◆ Task requirements ◆
Could you restate every entry word for word, leaving the pictures out?
:: Exercise data ::
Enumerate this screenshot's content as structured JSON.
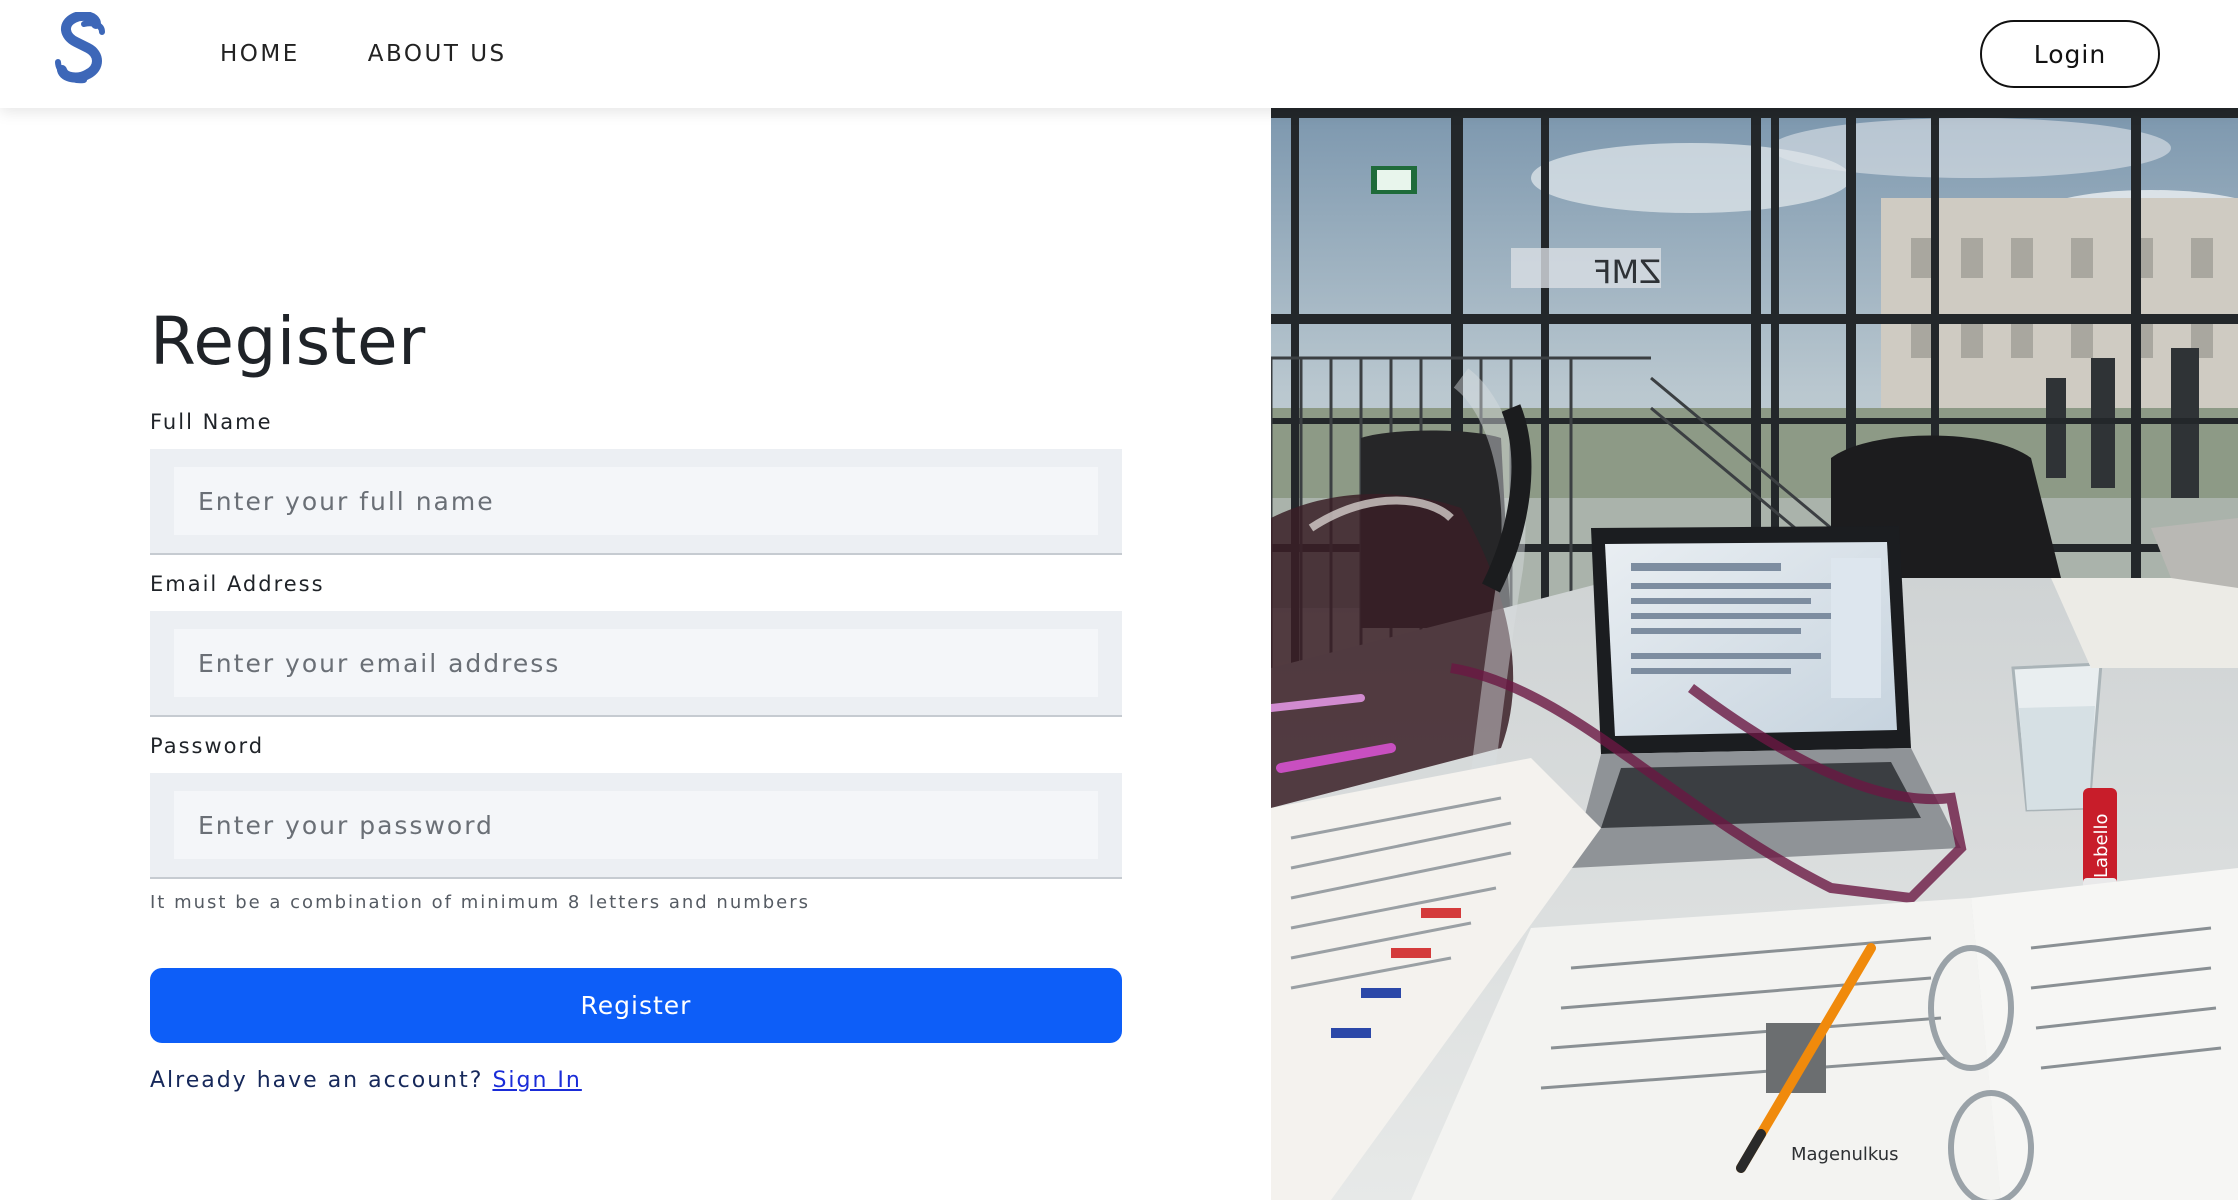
{
  "header": {
    "logo_alt": "S",
    "nav": [
      {
        "label": "HOME"
      },
      {
        "label": "ABOUT US"
      }
    ],
    "login_label": "Login"
  },
  "form": {
    "title": "Register",
    "full_name": {
      "label": "Full Name",
      "placeholder": "Enter your full name",
      "value": ""
    },
    "email": {
      "label": "Email Address",
      "placeholder": "Enter your email address",
      "value": ""
    },
    "password": {
      "label": "Password",
      "placeholder": "Enter your password",
      "value": ""
    },
    "password_hint": "It must be a combination of minimum 8 letters and numbers",
    "submit_label": "Register",
    "signin_prompt": "Already have an account?",
    "signin_link": "Sign In"
  },
  "photo": {
    "lip_balm_text": "Labello",
    "notes_caption": "Magenulkus"
  },
  "colors": {
    "primary": "#0d5ef8",
    "logo": "#3d67b8",
    "link": "#1a2cd8"
  }
}
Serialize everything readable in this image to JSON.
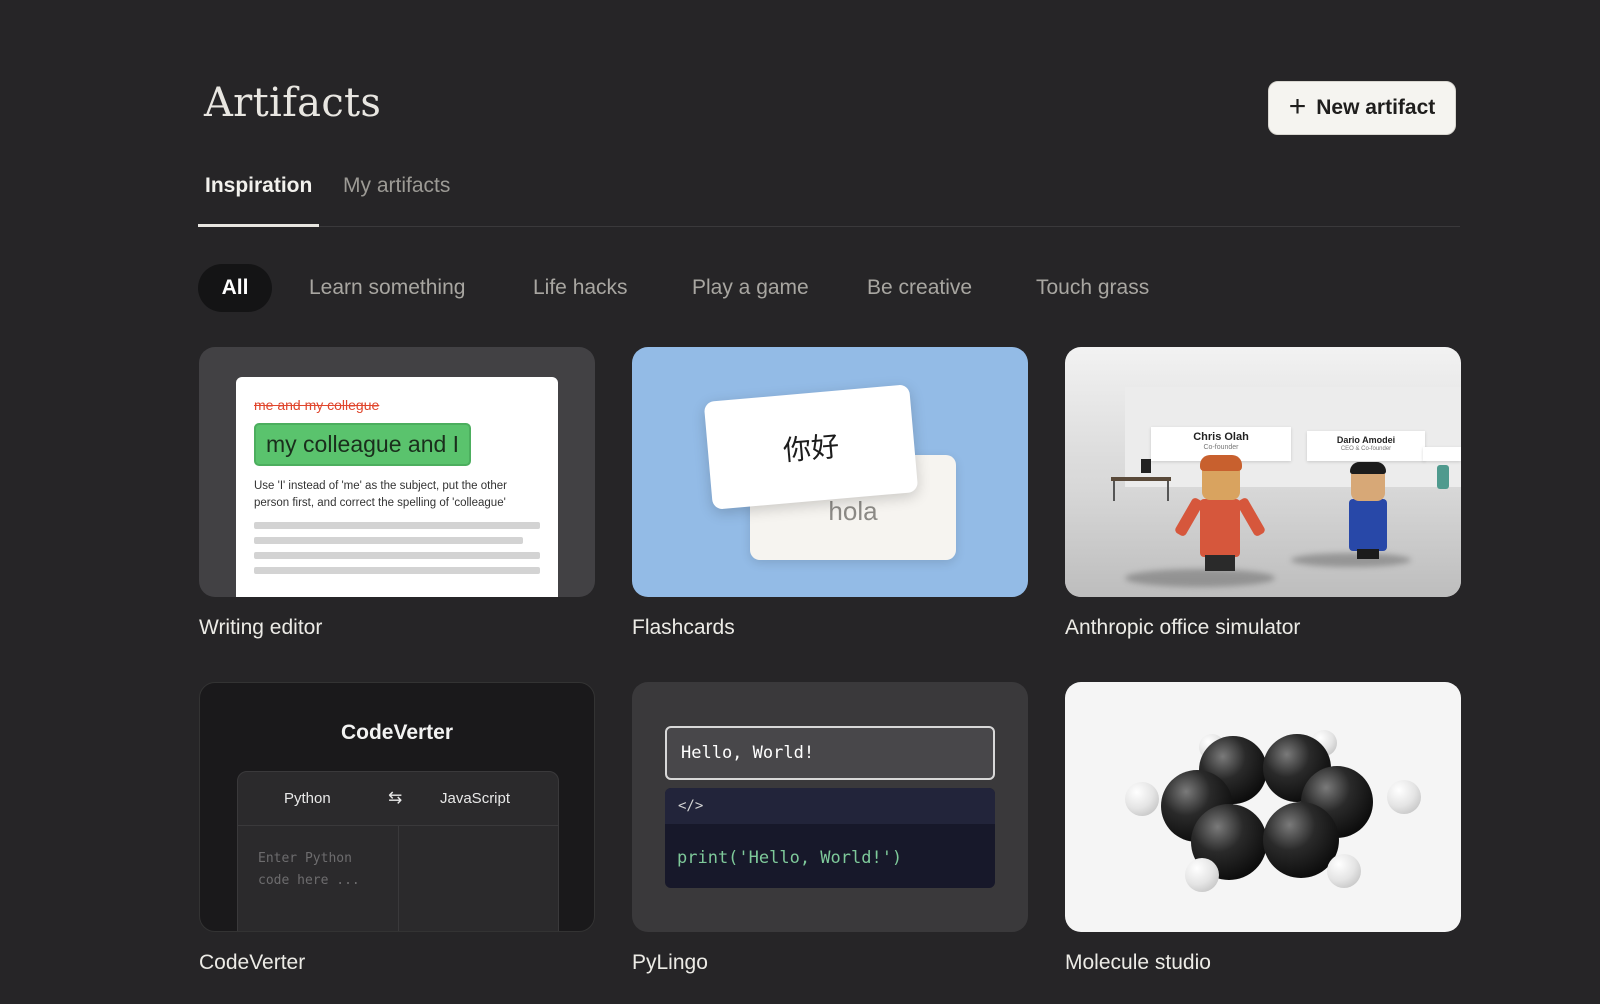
{
  "page": {
    "title": "Artifacts",
    "new_button_label": "New artifact"
  },
  "tabs": [
    {
      "label": "Inspiration",
      "active": true
    },
    {
      "label": "My artifacts",
      "active": false
    }
  ],
  "filters": [
    {
      "label": "All",
      "active": true
    },
    {
      "label": "Learn something"
    },
    {
      "label": "Life hacks"
    },
    {
      "label": "Play a game"
    },
    {
      "label": "Be creative"
    },
    {
      "label": "Touch grass"
    }
  ],
  "cards": [
    {
      "label": "Writing editor",
      "preview": {
        "strikethrough": "me and my collegue",
        "highlight": "my colleague and I",
        "hint": "Use 'I' instead of 'me' as the subject, put the other person first, and correct the spelling of 'colleague'"
      }
    },
    {
      "label": "Flashcards",
      "preview": {
        "front": "你好",
        "back": "hola"
      }
    },
    {
      "label": "Anthropic office simulator",
      "preview": {
        "person1_name": "Chris Olah",
        "person1_role": "Co-founder",
        "person2_name": "Dario Amodei",
        "person2_role": "CEO & Co-founder"
      }
    },
    {
      "label": "CodeVerter",
      "preview": {
        "title": "CodeVerter",
        "from": "Python",
        "to": "JavaScript",
        "swap_icon": "⇆",
        "placeholder": "Enter Python code here ..."
      }
    },
    {
      "label": "PyLingo",
      "preview": {
        "input": "Hello, World!",
        "code_header": "</>",
        "code": "print('Hello, World!')"
      }
    },
    {
      "label": "Molecule studio"
    }
  ],
  "colors": {
    "background": "#262527",
    "accent_green": "#5ac36d",
    "flashcard_bg": "#93bbe6"
  }
}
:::
◆ Written reply ◆
Enumerate this screenshot's content as structured JSON.
{
  "header": {
    "logo_alt": "S",
    "nav": [
      {
        "label": "HOME"
      },
      {
        "label": "ABOUT US"
      }
    ],
    "login_label": "Login"
  },
  "form": {
    "title": "Register",
    "full_name": {
      "label": "Full Name",
      "placeholder": "Enter your full name",
      "value": ""
    },
    "email": {
      "label": "Email Address",
      "placeholder": "Enter your email address",
      "value": ""
    },
    "password": {
      "label": "Password",
      "placeholder": "Enter your password",
      "value": ""
    },
    "password_hint": "It must be a combination of minimum 8 letters and numbers",
    "submit_label": "Register",
    "signin_prompt": "Already have an account?",
    "signin_link": "Sign In"
  },
  "photo": {
    "lip_balm_text": "Labello",
    "notes_caption": "Magenulkus"
  },
  "colors": {
    "primary": "#0d5ef8",
    "logo": "#3d67b8",
    "link": "#1a2cd8"
  }
}
Serialize everything readable in this image to JSON.
{
  "page": {
    "title": "Artifacts",
    "new_button_label": "New artifact"
  },
  "tabs": [
    {
      "label": "Inspiration",
      "active": true
    },
    {
      "label": "My artifacts",
      "active": false
    }
  ],
  "filters": [
    {
      "label": "All",
      "active": true
    },
    {
      "label": "Learn something"
    },
    {
      "label": "Life hacks"
    },
    {
      "label": "Play a game"
    },
    {
      "label": "Be creative"
    },
    {
      "label": "Touch grass"
    }
  ],
  "cards": [
    {
      "label": "Writing editor",
      "preview": {
        "strikethrough": "me and my collegue",
        "highlight": "my colleague and I",
        "hint": "Use 'I' instead of 'me' as the subject, put the other person first, and correct the spelling of 'colleague'"
      }
    },
    {
      "label": "Flashcards",
      "preview": {
        "front": "你好",
        "back": "hola"
      }
    },
    {
      "label": "Anthropic office simulator",
      "preview": {
        "person1_name": "Chris Olah",
        "person1_role": "Co-founder",
        "person2_name": "Dario Amodei",
        "person2_role": "CEO & Co-founder"
      }
    },
    {
      "label": "CodeVerter",
      "preview": {
        "title": "CodeVerter",
        "from": "Python",
        "to": "JavaScript",
        "swap_icon": "⇆",
        "placeholder": "Enter Python code here ..."
      }
    },
    {
      "label": "PyLingo",
      "preview": {
        "input": "Hello, World!",
        "code_header": "</>",
        "code": "print('Hello, World!')"
      }
    },
    {
      "label": "Molecule studio"
    }
  ],
  "colors": {
    "background": "#262527",
    "accent_green": "#5ac36d",
    "flashcard_bg": "#93bbe6"
  }
}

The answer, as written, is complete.